Go through the data below. List every line that holds the word "diff".

------ RECORDS FOR THIS TASK

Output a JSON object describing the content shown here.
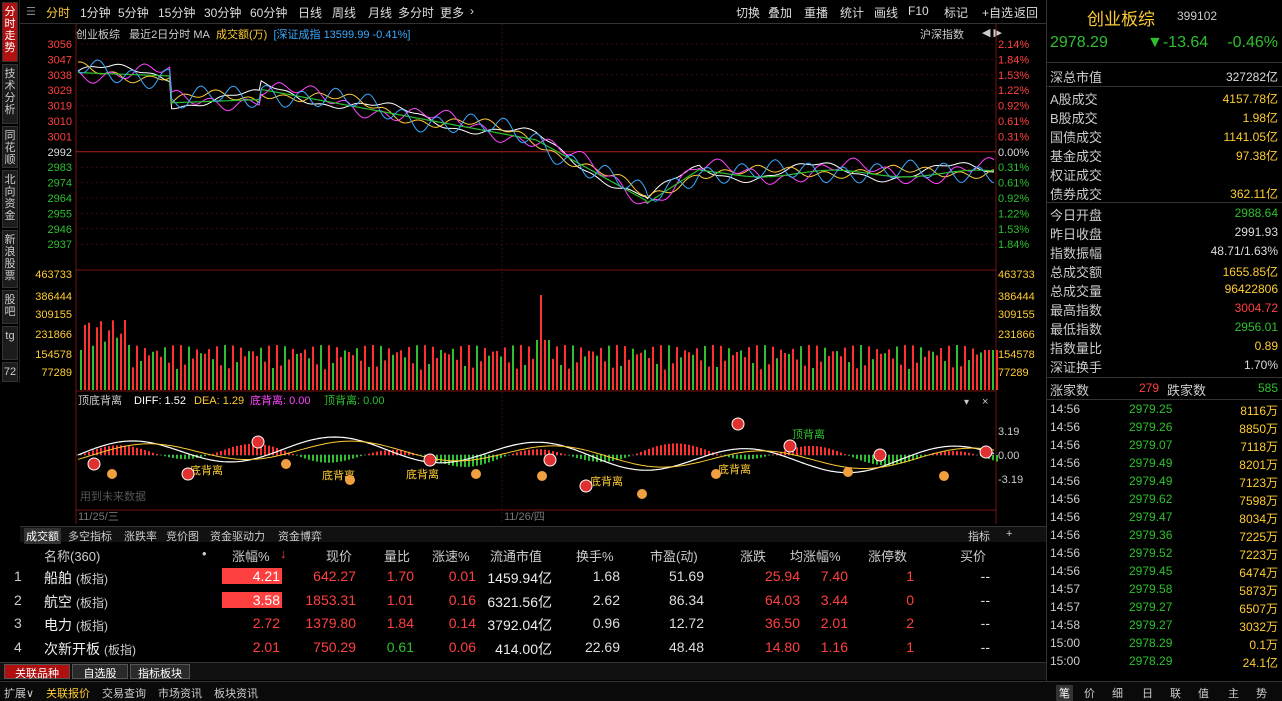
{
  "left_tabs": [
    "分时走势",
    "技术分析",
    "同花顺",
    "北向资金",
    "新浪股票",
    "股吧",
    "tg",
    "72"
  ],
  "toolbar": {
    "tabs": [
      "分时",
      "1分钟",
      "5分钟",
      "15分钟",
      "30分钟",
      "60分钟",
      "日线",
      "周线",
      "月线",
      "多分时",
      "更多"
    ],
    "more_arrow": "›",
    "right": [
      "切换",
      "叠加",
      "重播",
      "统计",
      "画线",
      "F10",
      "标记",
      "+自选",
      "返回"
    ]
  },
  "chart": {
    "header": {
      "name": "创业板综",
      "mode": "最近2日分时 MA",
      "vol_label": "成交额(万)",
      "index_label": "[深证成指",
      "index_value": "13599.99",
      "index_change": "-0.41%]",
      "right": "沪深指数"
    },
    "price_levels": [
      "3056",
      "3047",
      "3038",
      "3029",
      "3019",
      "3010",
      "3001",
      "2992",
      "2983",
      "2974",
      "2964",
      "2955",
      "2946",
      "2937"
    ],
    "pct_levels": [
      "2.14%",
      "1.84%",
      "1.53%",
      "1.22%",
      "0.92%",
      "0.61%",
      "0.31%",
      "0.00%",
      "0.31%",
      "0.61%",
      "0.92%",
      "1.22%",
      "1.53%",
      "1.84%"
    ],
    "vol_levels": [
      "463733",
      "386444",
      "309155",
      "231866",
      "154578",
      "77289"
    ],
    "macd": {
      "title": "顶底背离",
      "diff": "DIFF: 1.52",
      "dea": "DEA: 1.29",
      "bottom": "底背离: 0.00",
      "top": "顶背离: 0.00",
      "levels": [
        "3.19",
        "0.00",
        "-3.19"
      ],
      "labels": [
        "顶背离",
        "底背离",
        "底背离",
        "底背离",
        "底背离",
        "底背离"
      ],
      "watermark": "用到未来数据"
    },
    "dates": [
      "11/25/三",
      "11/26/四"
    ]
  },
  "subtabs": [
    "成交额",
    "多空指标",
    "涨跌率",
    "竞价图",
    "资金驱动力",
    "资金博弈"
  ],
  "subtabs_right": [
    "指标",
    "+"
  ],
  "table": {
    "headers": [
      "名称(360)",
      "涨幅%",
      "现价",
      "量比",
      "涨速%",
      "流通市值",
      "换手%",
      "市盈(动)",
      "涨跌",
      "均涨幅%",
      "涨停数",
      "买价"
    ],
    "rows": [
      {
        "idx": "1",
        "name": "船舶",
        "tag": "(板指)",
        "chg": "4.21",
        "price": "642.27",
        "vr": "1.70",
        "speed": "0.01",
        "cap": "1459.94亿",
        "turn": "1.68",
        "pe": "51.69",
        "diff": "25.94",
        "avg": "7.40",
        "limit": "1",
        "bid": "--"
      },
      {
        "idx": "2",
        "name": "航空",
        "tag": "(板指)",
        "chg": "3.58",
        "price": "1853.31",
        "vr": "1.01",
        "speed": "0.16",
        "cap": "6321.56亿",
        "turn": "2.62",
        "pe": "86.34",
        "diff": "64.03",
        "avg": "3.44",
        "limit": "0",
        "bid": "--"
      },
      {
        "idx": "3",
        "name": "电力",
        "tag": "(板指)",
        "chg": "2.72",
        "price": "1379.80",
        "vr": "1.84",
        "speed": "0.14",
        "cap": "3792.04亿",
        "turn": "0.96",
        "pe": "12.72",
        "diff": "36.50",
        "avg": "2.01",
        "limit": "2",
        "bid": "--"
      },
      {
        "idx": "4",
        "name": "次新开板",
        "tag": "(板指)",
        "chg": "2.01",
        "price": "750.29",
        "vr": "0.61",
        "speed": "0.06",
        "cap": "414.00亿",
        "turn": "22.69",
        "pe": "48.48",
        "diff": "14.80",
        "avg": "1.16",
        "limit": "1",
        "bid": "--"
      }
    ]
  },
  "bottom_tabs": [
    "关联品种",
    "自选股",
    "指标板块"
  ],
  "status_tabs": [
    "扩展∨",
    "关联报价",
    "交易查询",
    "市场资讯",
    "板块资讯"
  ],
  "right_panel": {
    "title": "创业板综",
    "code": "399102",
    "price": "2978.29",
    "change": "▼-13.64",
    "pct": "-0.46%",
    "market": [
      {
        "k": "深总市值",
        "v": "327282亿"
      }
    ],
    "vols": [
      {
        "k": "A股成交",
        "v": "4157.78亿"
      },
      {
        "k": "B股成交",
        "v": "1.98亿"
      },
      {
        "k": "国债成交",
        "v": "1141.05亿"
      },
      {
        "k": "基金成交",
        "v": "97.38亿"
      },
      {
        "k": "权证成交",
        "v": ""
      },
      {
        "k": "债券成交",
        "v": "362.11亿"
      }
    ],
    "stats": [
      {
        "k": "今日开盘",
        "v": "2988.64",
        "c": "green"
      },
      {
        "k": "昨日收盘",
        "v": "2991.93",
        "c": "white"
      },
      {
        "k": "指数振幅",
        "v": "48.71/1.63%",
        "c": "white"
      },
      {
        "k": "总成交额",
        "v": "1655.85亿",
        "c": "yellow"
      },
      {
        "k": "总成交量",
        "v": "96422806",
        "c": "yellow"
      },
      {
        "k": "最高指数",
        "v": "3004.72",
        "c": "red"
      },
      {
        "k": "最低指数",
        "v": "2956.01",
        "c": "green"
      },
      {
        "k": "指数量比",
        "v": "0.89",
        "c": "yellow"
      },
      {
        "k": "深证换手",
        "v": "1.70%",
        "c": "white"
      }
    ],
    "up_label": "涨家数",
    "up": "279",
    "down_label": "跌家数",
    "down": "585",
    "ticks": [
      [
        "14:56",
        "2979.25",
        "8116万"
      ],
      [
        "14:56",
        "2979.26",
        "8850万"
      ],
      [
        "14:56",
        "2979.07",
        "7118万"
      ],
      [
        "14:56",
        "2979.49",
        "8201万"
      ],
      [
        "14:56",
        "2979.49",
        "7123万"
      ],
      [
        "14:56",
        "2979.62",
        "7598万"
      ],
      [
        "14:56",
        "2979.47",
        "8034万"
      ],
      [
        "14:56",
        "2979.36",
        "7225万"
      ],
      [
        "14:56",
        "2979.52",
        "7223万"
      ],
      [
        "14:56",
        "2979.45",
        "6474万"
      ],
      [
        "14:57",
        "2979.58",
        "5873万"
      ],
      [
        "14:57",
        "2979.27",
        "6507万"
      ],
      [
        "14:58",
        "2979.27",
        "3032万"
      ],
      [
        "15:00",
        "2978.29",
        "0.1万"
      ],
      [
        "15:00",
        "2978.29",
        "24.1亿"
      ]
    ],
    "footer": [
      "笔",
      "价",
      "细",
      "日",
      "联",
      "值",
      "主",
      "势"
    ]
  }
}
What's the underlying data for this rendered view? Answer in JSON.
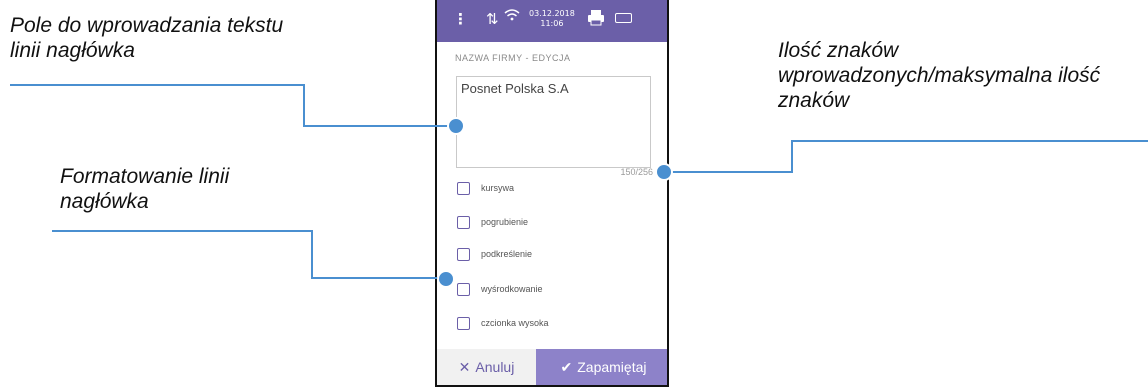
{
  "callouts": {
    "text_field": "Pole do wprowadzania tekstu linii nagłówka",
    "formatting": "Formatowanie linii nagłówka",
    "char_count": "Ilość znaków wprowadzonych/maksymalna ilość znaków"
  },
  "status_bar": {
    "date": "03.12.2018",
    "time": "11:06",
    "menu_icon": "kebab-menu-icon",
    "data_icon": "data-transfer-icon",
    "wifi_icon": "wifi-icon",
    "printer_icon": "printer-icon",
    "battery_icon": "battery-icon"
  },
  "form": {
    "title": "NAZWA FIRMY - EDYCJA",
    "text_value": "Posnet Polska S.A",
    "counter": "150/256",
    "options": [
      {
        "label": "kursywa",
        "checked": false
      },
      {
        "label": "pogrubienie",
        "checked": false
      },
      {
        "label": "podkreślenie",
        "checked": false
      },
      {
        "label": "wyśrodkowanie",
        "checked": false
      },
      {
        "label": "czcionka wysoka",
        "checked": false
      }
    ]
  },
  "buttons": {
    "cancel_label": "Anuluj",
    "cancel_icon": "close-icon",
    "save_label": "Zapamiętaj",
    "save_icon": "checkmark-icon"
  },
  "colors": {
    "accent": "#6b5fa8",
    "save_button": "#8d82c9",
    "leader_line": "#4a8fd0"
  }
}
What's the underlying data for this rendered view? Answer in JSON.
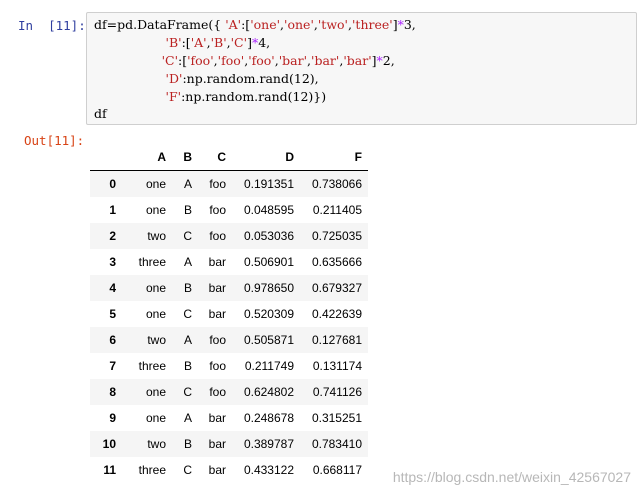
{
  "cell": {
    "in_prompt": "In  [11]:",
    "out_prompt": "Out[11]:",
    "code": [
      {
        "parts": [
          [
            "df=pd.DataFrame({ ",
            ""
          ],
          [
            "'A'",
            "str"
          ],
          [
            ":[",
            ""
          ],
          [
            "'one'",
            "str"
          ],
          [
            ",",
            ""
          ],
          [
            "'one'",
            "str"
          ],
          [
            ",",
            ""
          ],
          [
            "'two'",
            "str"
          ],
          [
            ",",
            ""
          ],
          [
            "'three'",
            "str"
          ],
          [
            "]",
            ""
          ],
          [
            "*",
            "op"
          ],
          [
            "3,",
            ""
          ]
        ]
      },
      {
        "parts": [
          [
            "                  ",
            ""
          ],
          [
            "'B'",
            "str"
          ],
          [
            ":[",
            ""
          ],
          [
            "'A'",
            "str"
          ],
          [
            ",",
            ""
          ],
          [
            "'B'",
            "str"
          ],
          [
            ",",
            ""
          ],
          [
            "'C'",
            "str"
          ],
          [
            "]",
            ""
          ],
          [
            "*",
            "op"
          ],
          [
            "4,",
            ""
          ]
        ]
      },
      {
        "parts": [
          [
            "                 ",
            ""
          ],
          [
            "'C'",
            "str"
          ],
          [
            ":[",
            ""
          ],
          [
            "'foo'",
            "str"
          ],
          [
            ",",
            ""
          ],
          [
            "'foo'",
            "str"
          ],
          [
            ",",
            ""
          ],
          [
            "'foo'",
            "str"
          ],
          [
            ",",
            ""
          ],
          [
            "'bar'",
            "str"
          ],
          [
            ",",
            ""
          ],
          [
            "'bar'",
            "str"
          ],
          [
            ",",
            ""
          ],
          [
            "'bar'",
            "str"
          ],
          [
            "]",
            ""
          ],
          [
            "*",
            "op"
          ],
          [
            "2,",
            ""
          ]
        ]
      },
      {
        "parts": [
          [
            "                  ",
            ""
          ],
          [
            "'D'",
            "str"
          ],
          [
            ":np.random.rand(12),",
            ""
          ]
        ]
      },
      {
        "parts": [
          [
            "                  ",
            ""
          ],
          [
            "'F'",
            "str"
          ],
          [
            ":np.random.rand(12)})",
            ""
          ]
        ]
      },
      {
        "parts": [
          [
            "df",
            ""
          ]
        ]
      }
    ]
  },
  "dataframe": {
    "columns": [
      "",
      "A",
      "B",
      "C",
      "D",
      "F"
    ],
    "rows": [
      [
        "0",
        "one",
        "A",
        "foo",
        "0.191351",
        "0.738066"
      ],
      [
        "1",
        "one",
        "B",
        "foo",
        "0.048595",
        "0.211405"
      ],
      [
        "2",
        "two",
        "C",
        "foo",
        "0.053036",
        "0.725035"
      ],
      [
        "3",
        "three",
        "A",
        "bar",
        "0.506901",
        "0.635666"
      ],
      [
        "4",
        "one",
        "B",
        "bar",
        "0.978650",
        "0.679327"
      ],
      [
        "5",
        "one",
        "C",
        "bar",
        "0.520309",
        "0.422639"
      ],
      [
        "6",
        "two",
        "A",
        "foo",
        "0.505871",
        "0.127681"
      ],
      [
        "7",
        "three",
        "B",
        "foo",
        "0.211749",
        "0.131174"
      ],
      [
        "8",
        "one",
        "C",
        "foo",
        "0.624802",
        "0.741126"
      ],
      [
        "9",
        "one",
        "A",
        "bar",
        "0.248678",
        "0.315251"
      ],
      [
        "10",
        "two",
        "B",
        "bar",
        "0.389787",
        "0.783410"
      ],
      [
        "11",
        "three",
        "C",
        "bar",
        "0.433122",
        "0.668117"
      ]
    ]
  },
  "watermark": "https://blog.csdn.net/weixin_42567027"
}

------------

RESPONSE TO THIS EXERCISE:
      "diff": "DIFF: 1.52",
        "diff": "25.94",
        "diff": "64.03",
        "diff": "36.50",
        "diff": "14.80",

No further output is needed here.